▸ Website and app data records:
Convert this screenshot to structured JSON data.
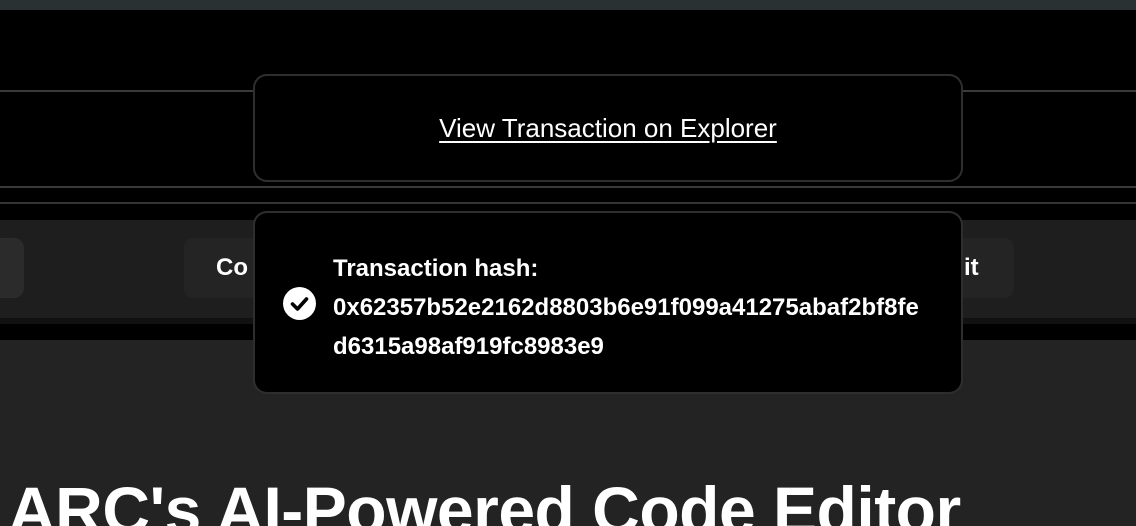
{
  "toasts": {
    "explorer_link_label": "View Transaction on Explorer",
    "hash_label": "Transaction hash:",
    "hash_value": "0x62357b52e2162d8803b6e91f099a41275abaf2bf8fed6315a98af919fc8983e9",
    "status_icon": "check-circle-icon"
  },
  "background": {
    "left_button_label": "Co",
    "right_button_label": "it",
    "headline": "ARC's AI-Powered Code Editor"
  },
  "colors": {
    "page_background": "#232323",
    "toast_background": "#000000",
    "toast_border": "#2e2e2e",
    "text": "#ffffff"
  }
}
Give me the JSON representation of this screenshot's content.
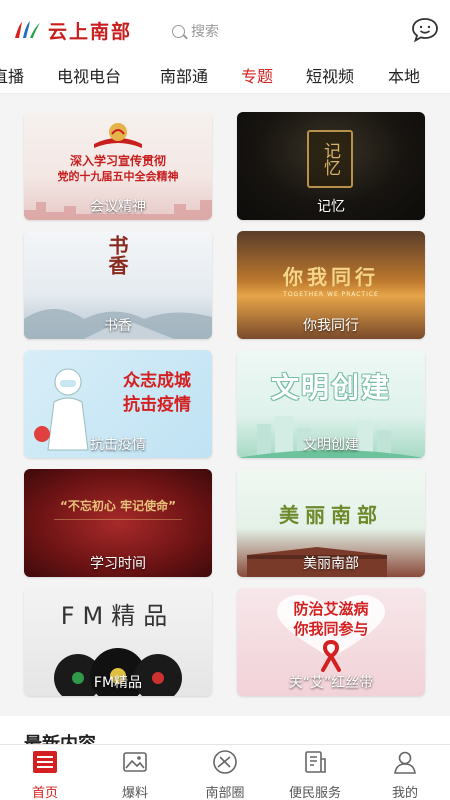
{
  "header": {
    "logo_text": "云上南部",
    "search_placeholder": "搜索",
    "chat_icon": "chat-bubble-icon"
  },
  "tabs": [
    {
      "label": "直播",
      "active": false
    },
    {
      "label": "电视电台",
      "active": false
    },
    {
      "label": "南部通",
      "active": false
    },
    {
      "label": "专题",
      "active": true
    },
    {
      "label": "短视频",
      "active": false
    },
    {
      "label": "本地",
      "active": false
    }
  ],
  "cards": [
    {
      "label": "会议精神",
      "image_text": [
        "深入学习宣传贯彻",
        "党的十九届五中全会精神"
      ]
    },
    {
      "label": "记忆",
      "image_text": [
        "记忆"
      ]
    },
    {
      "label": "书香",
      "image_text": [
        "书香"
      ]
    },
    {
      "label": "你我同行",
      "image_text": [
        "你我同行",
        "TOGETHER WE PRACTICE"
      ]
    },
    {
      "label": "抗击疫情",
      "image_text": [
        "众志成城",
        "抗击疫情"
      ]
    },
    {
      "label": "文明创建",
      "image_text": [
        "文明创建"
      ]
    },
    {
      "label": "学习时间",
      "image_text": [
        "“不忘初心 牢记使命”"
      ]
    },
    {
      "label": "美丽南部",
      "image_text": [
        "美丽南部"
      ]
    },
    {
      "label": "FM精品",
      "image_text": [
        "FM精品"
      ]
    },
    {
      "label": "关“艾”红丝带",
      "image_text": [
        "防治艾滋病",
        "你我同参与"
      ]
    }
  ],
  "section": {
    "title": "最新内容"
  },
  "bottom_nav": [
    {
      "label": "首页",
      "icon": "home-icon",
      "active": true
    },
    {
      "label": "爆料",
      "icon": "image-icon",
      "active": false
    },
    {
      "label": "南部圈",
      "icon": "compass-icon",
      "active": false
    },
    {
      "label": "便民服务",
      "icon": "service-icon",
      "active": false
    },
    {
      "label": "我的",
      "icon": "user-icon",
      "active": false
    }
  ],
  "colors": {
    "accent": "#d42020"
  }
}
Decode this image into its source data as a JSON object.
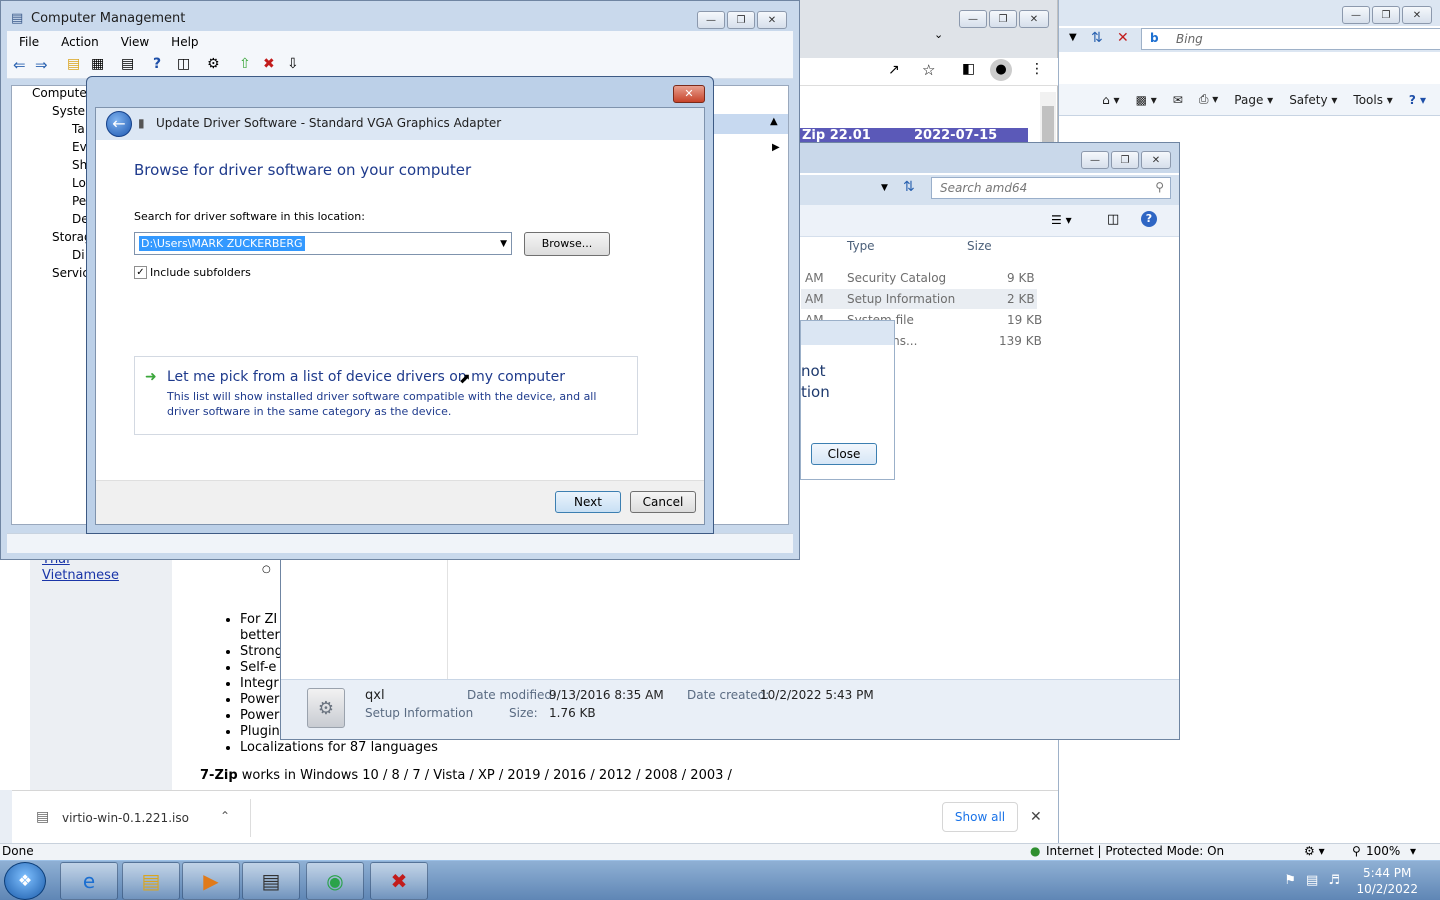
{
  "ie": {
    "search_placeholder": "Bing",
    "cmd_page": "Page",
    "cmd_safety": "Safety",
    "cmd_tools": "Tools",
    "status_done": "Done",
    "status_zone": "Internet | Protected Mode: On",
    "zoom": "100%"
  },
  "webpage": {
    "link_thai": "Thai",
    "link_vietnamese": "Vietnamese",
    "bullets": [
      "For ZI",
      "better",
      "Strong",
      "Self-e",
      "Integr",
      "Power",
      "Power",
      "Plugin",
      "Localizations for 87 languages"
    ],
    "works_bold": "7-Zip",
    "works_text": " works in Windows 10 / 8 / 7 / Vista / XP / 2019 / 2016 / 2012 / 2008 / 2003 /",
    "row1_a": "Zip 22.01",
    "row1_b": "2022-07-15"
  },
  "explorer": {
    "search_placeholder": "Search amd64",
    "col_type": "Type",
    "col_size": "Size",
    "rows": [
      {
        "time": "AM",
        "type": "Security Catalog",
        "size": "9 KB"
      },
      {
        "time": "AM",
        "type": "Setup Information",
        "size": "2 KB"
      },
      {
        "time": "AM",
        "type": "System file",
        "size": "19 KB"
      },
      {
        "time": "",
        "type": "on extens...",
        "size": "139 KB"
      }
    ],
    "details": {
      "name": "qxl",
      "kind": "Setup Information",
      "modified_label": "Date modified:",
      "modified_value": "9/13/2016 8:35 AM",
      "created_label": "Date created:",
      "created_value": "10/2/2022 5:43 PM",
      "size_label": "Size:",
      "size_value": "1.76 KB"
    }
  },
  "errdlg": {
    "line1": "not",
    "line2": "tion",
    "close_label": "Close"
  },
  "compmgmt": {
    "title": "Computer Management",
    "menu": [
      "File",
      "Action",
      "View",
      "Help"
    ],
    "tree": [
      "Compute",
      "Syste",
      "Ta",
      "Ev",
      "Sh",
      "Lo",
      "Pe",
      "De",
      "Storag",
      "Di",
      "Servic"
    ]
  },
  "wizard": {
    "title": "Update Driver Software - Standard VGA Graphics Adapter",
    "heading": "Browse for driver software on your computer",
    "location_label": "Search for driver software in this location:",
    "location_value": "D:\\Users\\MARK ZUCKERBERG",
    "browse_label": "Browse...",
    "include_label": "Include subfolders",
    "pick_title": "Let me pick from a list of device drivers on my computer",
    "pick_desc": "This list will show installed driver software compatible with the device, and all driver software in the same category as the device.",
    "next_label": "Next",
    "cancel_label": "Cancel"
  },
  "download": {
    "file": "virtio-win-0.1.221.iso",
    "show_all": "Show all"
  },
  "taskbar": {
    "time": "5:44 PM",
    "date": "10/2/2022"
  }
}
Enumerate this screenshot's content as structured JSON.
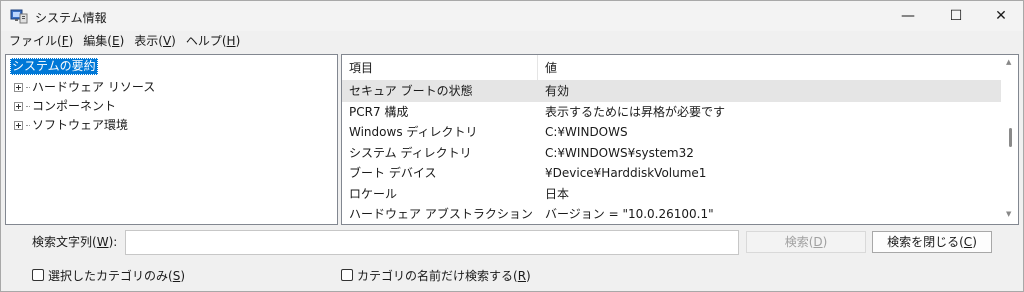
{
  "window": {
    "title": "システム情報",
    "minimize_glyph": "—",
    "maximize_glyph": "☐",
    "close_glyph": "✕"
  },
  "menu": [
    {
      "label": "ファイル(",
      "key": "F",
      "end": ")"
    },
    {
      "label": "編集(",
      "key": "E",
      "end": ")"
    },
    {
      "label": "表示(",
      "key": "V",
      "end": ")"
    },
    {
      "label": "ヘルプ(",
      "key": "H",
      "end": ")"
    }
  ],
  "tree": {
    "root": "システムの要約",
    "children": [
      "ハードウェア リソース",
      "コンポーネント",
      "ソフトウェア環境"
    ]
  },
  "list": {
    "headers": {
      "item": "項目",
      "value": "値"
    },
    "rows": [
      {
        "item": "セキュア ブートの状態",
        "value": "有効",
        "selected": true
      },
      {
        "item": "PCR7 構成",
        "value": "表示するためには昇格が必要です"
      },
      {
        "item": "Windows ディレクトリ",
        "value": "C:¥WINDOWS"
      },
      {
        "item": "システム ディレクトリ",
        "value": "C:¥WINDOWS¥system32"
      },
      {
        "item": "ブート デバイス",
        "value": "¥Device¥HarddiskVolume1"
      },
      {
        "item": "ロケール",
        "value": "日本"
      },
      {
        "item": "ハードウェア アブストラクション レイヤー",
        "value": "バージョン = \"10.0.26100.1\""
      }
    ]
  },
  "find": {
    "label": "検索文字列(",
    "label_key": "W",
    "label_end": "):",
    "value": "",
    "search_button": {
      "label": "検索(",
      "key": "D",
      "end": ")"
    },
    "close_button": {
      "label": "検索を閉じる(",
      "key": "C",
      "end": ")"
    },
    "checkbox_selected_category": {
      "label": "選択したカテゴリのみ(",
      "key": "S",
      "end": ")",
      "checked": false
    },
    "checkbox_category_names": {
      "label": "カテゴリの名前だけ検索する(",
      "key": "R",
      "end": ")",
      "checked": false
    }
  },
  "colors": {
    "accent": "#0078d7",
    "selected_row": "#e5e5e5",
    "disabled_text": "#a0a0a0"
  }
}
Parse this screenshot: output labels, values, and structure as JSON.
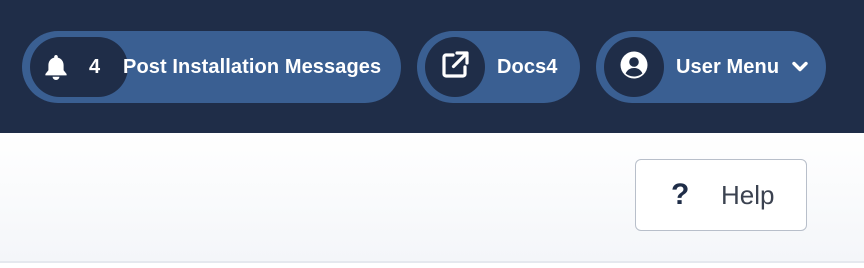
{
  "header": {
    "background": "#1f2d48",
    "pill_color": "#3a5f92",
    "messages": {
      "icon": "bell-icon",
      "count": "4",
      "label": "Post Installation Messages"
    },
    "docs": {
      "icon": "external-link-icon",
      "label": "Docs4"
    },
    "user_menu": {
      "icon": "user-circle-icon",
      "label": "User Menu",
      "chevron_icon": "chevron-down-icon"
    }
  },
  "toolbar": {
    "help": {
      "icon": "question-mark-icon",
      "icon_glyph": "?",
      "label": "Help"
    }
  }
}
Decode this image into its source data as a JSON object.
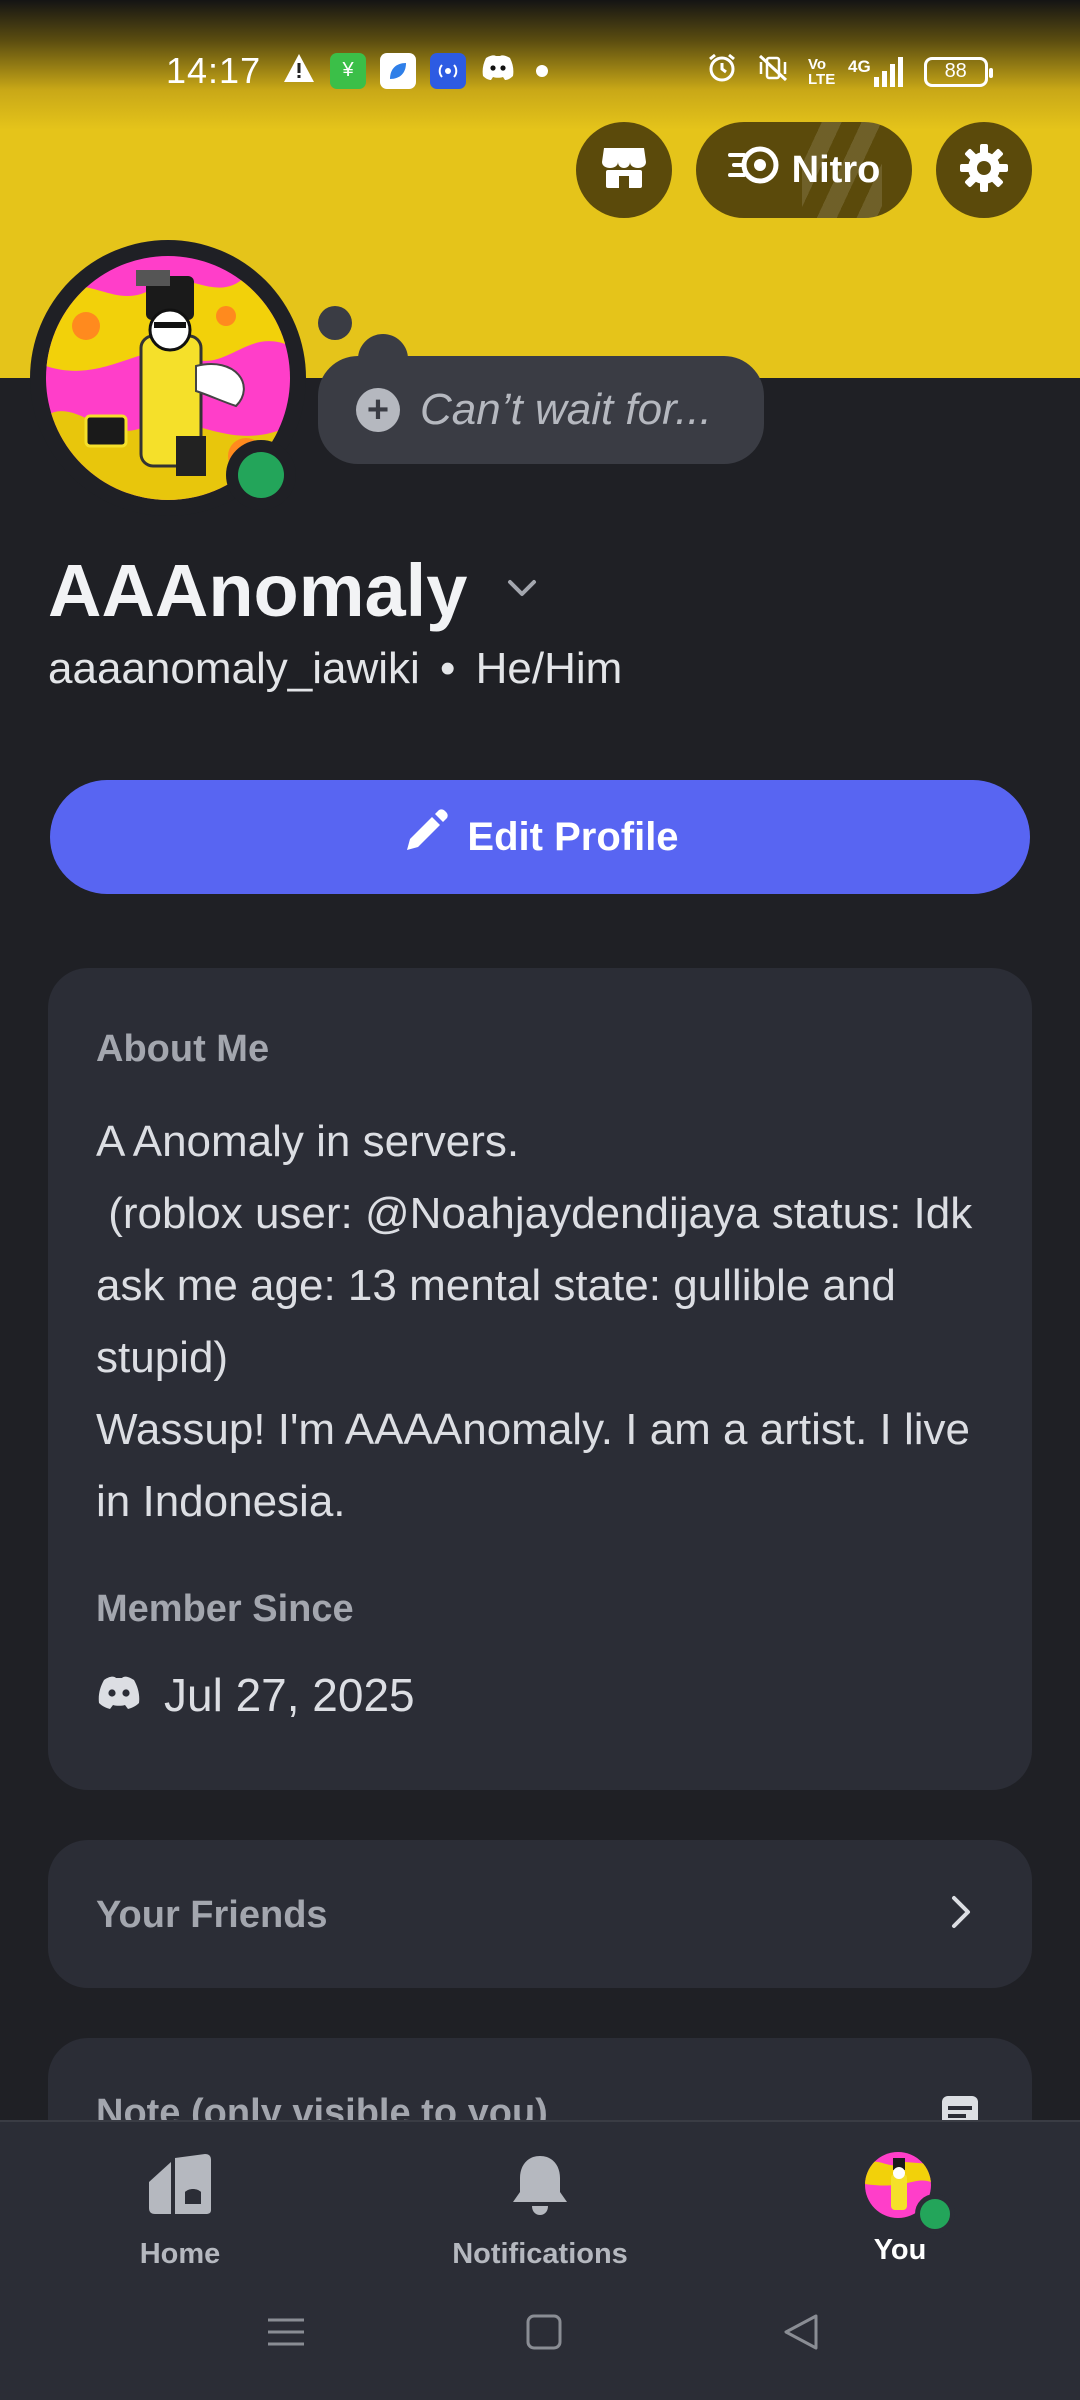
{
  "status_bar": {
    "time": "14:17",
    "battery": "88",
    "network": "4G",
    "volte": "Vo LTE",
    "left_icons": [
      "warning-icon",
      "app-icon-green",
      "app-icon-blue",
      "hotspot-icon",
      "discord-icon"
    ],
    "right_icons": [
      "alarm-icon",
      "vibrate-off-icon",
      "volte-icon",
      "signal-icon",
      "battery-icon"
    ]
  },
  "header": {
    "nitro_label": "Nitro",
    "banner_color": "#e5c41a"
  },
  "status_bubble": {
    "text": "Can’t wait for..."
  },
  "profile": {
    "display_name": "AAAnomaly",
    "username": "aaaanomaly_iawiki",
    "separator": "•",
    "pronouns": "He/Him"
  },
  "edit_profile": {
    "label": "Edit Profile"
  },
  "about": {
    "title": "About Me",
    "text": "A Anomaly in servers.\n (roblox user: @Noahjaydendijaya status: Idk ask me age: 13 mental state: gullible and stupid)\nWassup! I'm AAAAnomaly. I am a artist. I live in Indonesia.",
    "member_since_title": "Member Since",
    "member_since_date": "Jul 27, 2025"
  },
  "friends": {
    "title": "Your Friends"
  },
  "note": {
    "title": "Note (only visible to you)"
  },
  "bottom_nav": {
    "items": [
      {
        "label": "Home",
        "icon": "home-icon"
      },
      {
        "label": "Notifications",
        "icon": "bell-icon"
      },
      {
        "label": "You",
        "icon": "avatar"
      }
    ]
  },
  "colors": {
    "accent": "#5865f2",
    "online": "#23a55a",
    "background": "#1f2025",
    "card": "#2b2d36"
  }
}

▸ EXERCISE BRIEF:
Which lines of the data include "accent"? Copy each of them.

▸ WRITTEN SOLUTION:
    "accent": "#d42020"
    "accent": "#0078d7",
    "accent": "#5865f2",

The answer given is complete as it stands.